|Bishop Julian Porteous|
Father Gregory Jordan, S.J., 80, who was appointed as exorcist to the archdiocese of Brisbane about 10 years ago, said in his experience ouija boards and astrology posed a risk. He said the growth in demand for exorcisms in Western countries, albeit from a low base, was unquestionable: he had performed four this week.
The Jesuit priest, who was asked to preview The Exorcist in 1973, said the Catholic rite involving prayers to drive out the devil bore little resemblance to its depiction in popular culture. Most exorcisms dealt with ''oppression'' (feeling weighed down) or ''obsession'' (unusual, persistent negative thoughts) rather than possession,

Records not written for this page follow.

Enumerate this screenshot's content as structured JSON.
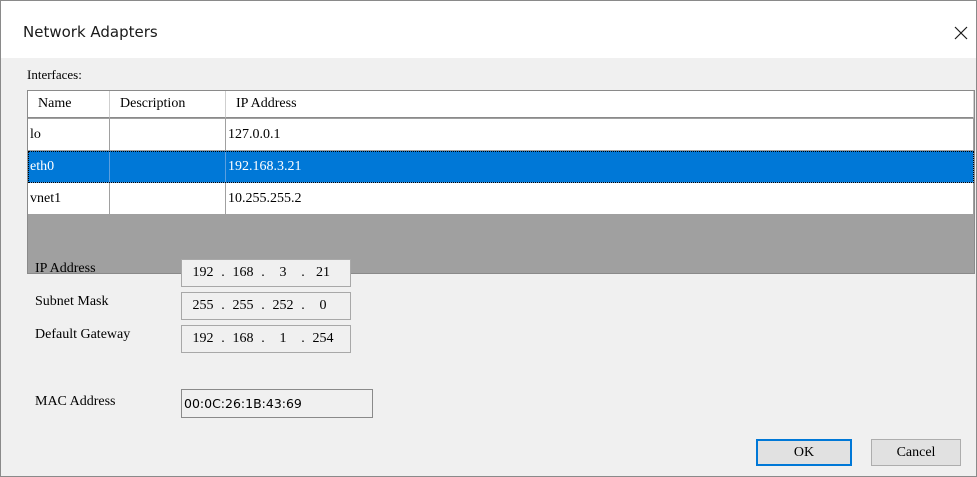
{
  "window": {
    "title": "Network Adapters"
  },
  "interfaces_label": "Interfaces:",
  "table": {
    "columns": [
      "Name",
      "Description",
      "IP Address"
    ],
    "rows": [
      {
        "name": "lo",
        "description": "",
        "ip": "127.0.0.1",
        "selected": false
      },
      {
        "name": "eth0",
        "description": "",
        "ip": "192.168.3.21",
        "selected": true
      },
      {
        "name": "vnet1",
        "description": "",
        "ip": "10.255.255.2",
        "selected": false
      }
    ]
  },
  "fields": {
    "ip_address": {
      "label": "IP Address",
      "octets": [
        "192",
        "168",
        "3",
        "21"
      ]
    },
    "subnet_mask": {
      "label": "Subnet Mask",
      "octets": [
        "255",
        "255",
        "252",
        "0"
      ]
    },
    "default_gateway": {
      "label": "Default Gateway",
      "octets": [
        "192",
        "168",
        "1",
        "254"
      ]
    },
    "mac_address": {
      "label": "MAC Address",
      "value": "00:0C:26:1B:43:69"
    }
  },
  "buttons": {
    "ok": "OK",
    "cancel": "Cancel"
  },
  "colors": {
    "selection": "#0078d7",
    "dialog_bg": "#f0f0f0",
    "grid_empty": "#a0a0a0"
  }
}
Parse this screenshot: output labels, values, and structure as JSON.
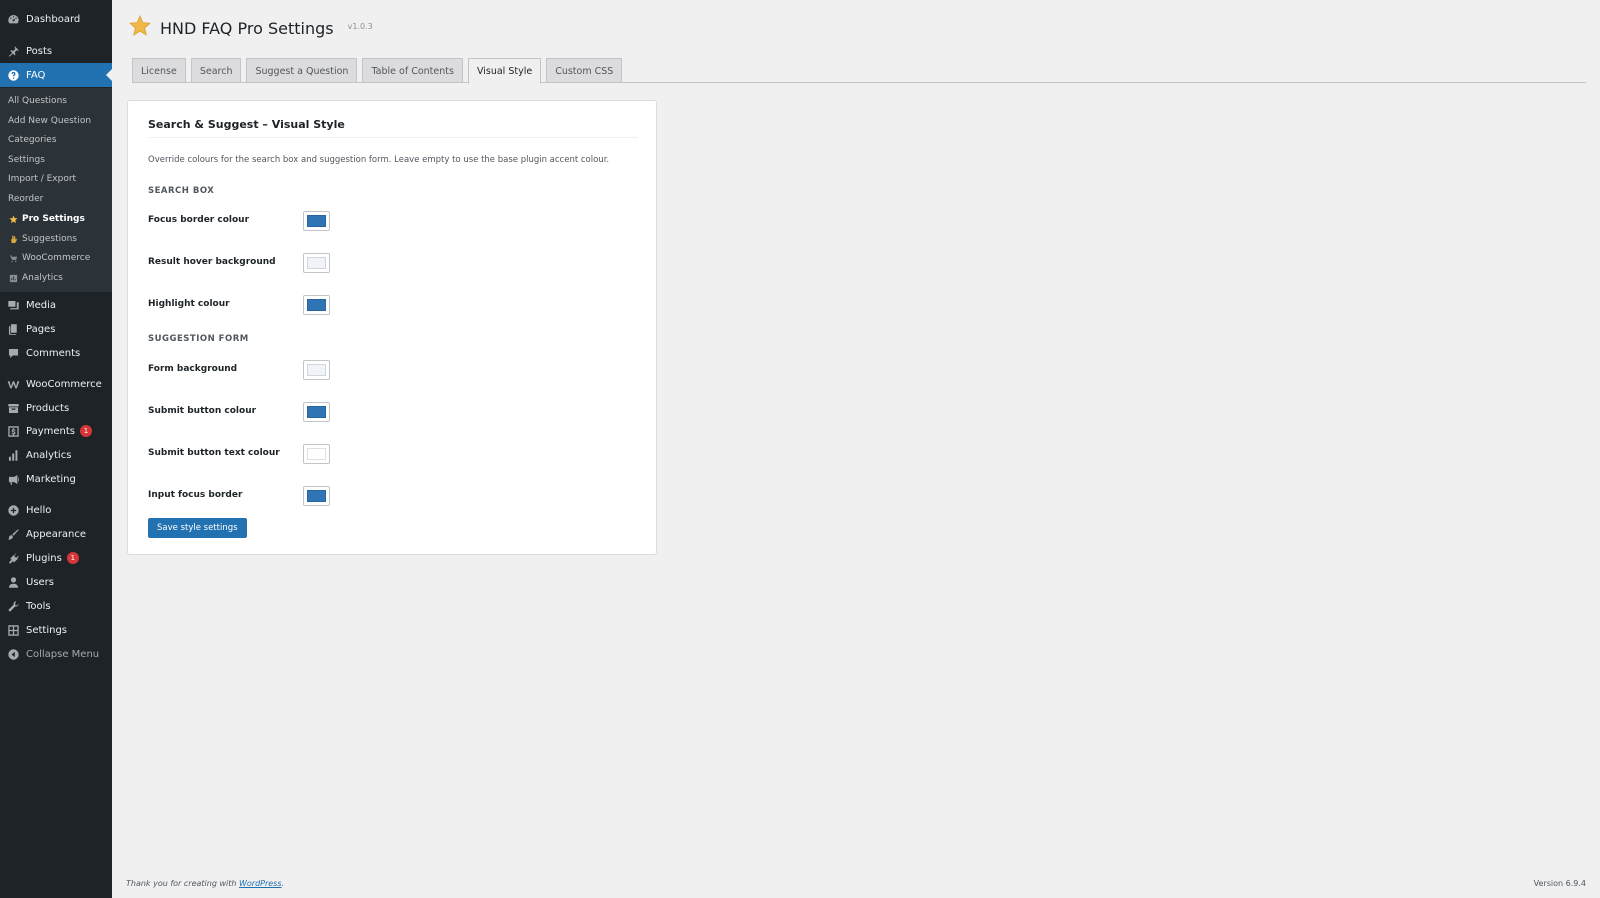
{
  "sidebar": {
    "top_items": [
      {
        "label": "Dashboard",
        "icon": "dashboard-icon"
      },
      {
        "label": "Posts",
        "icon": "pin-icon"
      },
      {
        "label": "FAQ",
        "icon": "question-icon"
      }
    ],
    "faq_submenu": [
      {
        "label": "All Questions"
      },
      {
        "label": "Add New Question"
      },
      {
        "label": "Categories"
      },
      {
        "label": "Settings"
      },
      {
        "label": "Import / Export"
      },
      {
        "label": "Reorder"
      },
      {
        "label": "Pro Settings",
        "icon": "star-icon"
      },
      {
        "label": "Suggestions",
        "icon": "hand-icon"
      },
      {
        "label": "WooCommerce",
        "icon": "cart-icon"
      },
      {
        "label": "Analytics",
        "icon": "chart-icon"
      }
    ],
    "lower_items": [
      {
        "label": "Media",
        "icon": "media-icon"
      },
      {
        "label": "Pages",
        "icon": "pages-icon"
      },
      {
        "label": "Comments",
        "icon": "comment-icon"
      },
      {
        "label": "WooCommerce",
        "icon": "woo-icon"
      },
      {
        "label": "Products",
        "icon": "archive-icon"
      },
      {
        "label": "Payments",
        "icon": "dollar-icon",
        "badge": "1"
      },
      {
        "label": "Analytics",
        "icon": "bar-chart-icon"
      },
      {
        "label": "Marketing",
        "icon": "megaphone-icon"
      },
      {
        "label": "Hello",
        "icon": "plus-circle-icon"
      },
      {
        "label": "Appearance",
        "icon": "brush-icon"
      },
      {
        "label": "Plugins",
        "icon": "plugin-icon",
        "badge": "1"
      },
      {
        "label": "Users",
        "icon": "user-icon"
      },
      {
        "label": "Tools",
        "icon": "wrench-icon"
      },
      {
        "label": "Settings",
        "icon": "settings-icon"
      },
      {
        "label": "Collapse Menu",
        "icon": "collapse-icon"
      }
    ]
  },
  "header": {
    "title": "HND FAQ Pro Settings",
    "version": "v1.0.3"
  },
  "tabs": [
    {
      "label": "License"
    },
    {
      "label": "Search"
    },
    {
      "label": "Suggest a Question"
    },
    {
      "label": "Table of Contents"
    },
    {
      "label": "Visual Style",
      "active": true
    },
    {
      "label": "Custom CSS"
    }
  ],
  "card": {
    "title": "Search & Suggest – Visual Style",
    "description": "Override colours for the search box and suggestion form. Leave empty to use the base plugin accent colour.",
    "search_section": "SEARCH BOX",
    "suggestion_section": "SUGGESTION FORM",
    "search_rows": [
      {
        "label": "Focus border colour",
        "color": "#2f75b5"
      },
      {
        "label": "Result hover background",
        "color": "#f0f3f7"
      },
      {
        "label": "Highlight colour",
        "color": "#2f75b5"
      }
    ],
    "suggestion_rows": [
      {
        "label": "Form background",
        "color": "#f0f3f7"
      },
      {
        "label": "Submit button colour",
        "color": "#2f75b5"
      },
      {
        "label": "Submit button text colour",
        "color": "#ffffff"
      },
      {
        "label": "Input focus border",
        "color": "#2f75b5"
      }
    ],
    "save_label": "Save style settings"
  },
  "footer": {
    "thanks_prefix": "Thank you for creating with ",
    "thanks_link": "WordPress",
    "thanks_suffix": ".",
    "version": "Version 6.9.4"
  },
  "colors": {
    "sidebar_bg": "#1d2327",
    "accent": "#2271b1",
    "badge": "#d63638",
    "star": "#f0b849"
  }
}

Father Jordan said. ''After an exorcism I've had people say, 'I feel lighter.' They straighten their shoulders.'' A protocol in place stipulated that the subject of the rite was medically examined before undergoing it, he said.''When there's real doubt, I simply … give them the Sacrament of anointing, which is quite appropriate and [with] which generally speaking they're quite happy,'' he said.